By Joe Rao, SPACE.com Skywatching Columnist, Special to SouthFloridaReporter.com, Nov. 4, 2015 – Say farewell to the ringed beauty Saturn: In November, it drops into the sunset fires, until it is out of sight. In fact, not a single bright planet is evident in the evening sky this month.
Fear not: the planets reappear in the predawn sky. To entice you out of your warm bed are Venus, Jupiter and Mars, along with a lovely crescent moon early in the month. The planets gradually spread apart as November progresses.
Here’s a look at when to see the brightest planets in the November night sky, depending on your local weather conditions. [10 Must-See Stargazing Events to Look Up for in 2015]
Remember that you can use your clenched fist at arm’s length — equal to about 10 degrees of the night sky — to measure angular distances. The brightest stars are equal to first or zero magnitude, while the very brightest objects (Venus, the moon and the sun) are of negative magnitude.
On Friday (Nov. 6), Jupiter rises around 1:50 a.m. local time. By the end of the month it will be coming up closer to 12:30 a.m. It’s in Leo, a constellation most people associate with late winter and spring, which indeed is when Jupiter will be at its evening height. The best time for viewing the giant planet in November is just before dawn, around 5 a.m., when it will be shining brightly very high in the southeast. The giant glares at magnitude -1.9. This morning it will be strikingly paired with a wide crescent moon; Jupiter will be positioned 2.6 degrees to the moon’s upper left.
Venus in Virgo
Binoculars or a small telescope will give fine views of Venus passing close to three fairly bright stars in Virgo during the first three weeks of this month. This morning at dawn Venus is 0.2 degrees north of Beta Virginis, magnitude +3.8.
More dates to watch
Nov. 7: Early this morning, just 24 hours after its rendezvous with Jupiter, a slightly thinner crescent moon pays Venus and Mars a visit.
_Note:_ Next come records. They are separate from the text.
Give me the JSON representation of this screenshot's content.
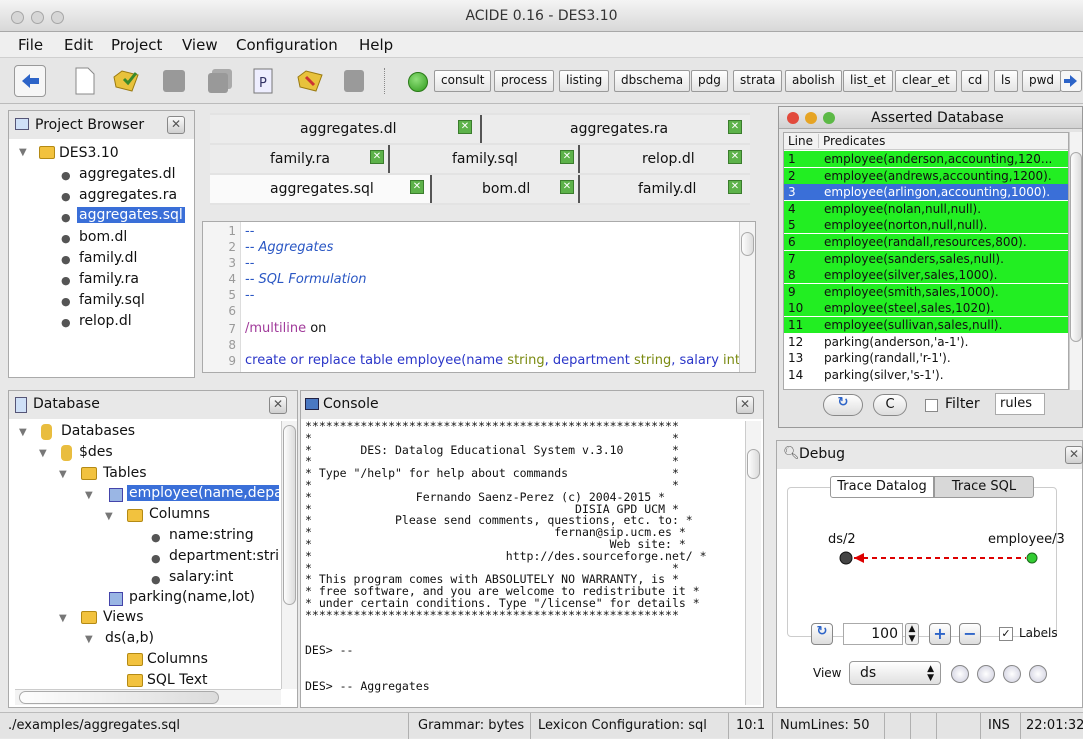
{
  "window": {
    "title": "ACIDE 0.16 - DES3.10"
  },
  "menu": [
    "File",
    "Edit",
    "Project",
    "View",
    "Configuration",
    "Help"
  ],
  "commands": [
    "consult",
    "process",
    "listing",
    "dbschema",
    "pdg",
    "strata",
    "abolish",
    "list_et",
    "clear_et",
    "cd",
    "ls",
    "pwd"
  ],
  "project": {
    "title": "Project Browser",
    "root": "DES3.10",
    "files": [
      "aggregates.dl",
      "aggregates.ra",
      "aggregates.sql",
      "bom.dl",
      "family.dl",
      "family.ra",
      "family.sql",
      "relop.dl"
    ]
  },
  "tabs": {
    "row1": [
      "aggregates.dl",
      "aggregates.ra"
    ],
    "row2": [
      "family.ra",
      "family.sql",
      "relop.dl"
    ],
    "row3": [
      "aggregates.sql",
      "bom.dl",
      "family.dl"
    ]
  },
  "editor": {
    "lines": [
      "1",
      "2",
      "3",
      "4",
      "5",
      "6",
      "7",
      "8",
      "9"
    ],
    "line1": "--",
    "line2": "-- Aggregates",
    "line3": "--",
    "line4": "-- SQL Formulation",
    "line5": "--",
    "line7a": "/multiline",
    "line7b": " on",
    "line9a": "create or replace table employee(name",
    "line9b": " string",
    "line9c": ", department",
    "line9d": " string",
    "line9e": ", salary",
    "line9f": " int",
    "line9g": ");"
  },
  "asserted": {
    "title": "Asserted Database",
    "col_line": "Line",
    "col_pred": "Predicates",
    "rows": [
      {
        "n": "1",
        "p": "employee(anderson,accounting,120..."
      },
      {
        "n": "2",
        "p": "employee(andrews,accounting,1200)."
      },
      {
        "n": "3",
        "p": "employee(arlingon,accounting,1000)."
      },
      {
        "n": "4",
        "p": "employee(nolan,null,null)."
      },
      {
        "n": "5",
        "p": "employee(norton,null,null)."
      },
      {
        "n": "6",
        "p": "employee(randall,resources,800)."
      },
      {
        "n": "7",
        "p": "employee(sanders,sales,null)."
      },
      {
        "n": "8",
        "p": "employee(silver,sales,1000)."
      },
      {
        "n": "9",
        "p": "employee(smith,sales,1000)."
      },
      {
        "n": "10",
        "p": "employee(steel,sales,1020)."
      },
      {
        "n": "11",
        "p": "employee(sullivan,sales,null)."
      },
      {
        "n": "12",
        "p": "parking(anderson,'a-1')."
      },
      {
        "n": "13",
        "p": "parking(randall,'r-1')."
      },
      {
        "n": "14",
        "p": "parking(silver,'s-1')."
      }
    ],
    "refresh": "C",
    "filter": "Filter",
    "rules": "rules"
  },
  "database": {
    "title": "Database",
    "databases": "Databases",
    "des": "$des",
    "tables": "Tables",
    "employee": "employee(name,depart",
    "columns": "Columns",
    "col1": "name:string",
    "col2": "department:string",
    "col3": "salary:int",
    "parking": "parking(name,lot)",
    "views": "Views",
    "ds": "ds(a,b)",
    "vcolumns": "Columns",
    "sqltext": "SQL Text"
  },
  "console": {
    "title": "Console",
    "text": "******************************************************\n*                                                    *\n*       DES: Datalog Educational System v.3.10       *\n*                                                    *\n* Type \"/help\" for help about commands               *\n*                                                    *\n*               Fernando Saenz-Perez (c) 2004-2015 *\n*                                      DISIA GPD UCM *\n*            Please send comments, questions, etc. to: *\n*                                   fernan@sip.ucm.es *\n*                                           Web site: *\n*                            http://des.sourceforge.net/ *\n*                                                    *\n* This program comes with ABSOLUTELY NO WARRANTY, is *\n* free software, and you are welcome to redistribute it *\n* under certain conditions. Type \"/license\" for details *\n******************************************************\n\n\nDES> --\n\n\nDES> -- Aggregates"
  },
  "debug": {
    "title": "Debug",
    "tab1": "Trace Datalog",
    "tab2": "Trace SQL",
    "node1": "ds/2",
    "node2": "employee/3",
    "zoom": "100",
    "labels": "Labels",
    "view_label": "View",
    "view_value": "ds"
  },
  "status": {
    "file": "./examples/aggregates.sql",
    "grammar": "Grammar: bytes",
    "lexicon": "Lexicon Configuration: sql",
    "pos": "10:1",
    "numlines": "NumLines: 50",
    "ins": "INS",
    "time": "22:01:32"
  },
  "colors": {
    "highlight": "#22ee22",
    "selection": "#3a6fd8",
    "arrow": "#dd0000"
  }
}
Dazzling Venus will be sitting just 1.6 degree to the upper left of the moon, while dim Mars can be found 2.2 degrees above the moon.
Nov. 13: Early this morning, Venus passes only 9 arc minutes (0.15 degrees) north of Eta Virginis, magnitude +4.0. As seen from China, Venus and this star appear even closer, only 5 arc minutes apart.
Nov. 17: Mercury passes through superior conjunction (beyond the sun) and into the evening sky today, but this planet remains too close to the sun to observe all of this month. Also, Venus is 1.1 degrees to the lower right of the close double star Gamma Virginis (Porrima) this morning.
Nov. 29: About 4.2 degrees to the lower right of Venus this morning is the bluish first-magnitude star Spica, the brightest star in the zodiacal constellation of Virgo, the Maiden.
Nov. 30: Saturn slipped into the bright evening twilight at midmonth and disappeared in the glare of the sun. Today it passes behind the sun, lost from view until later in December.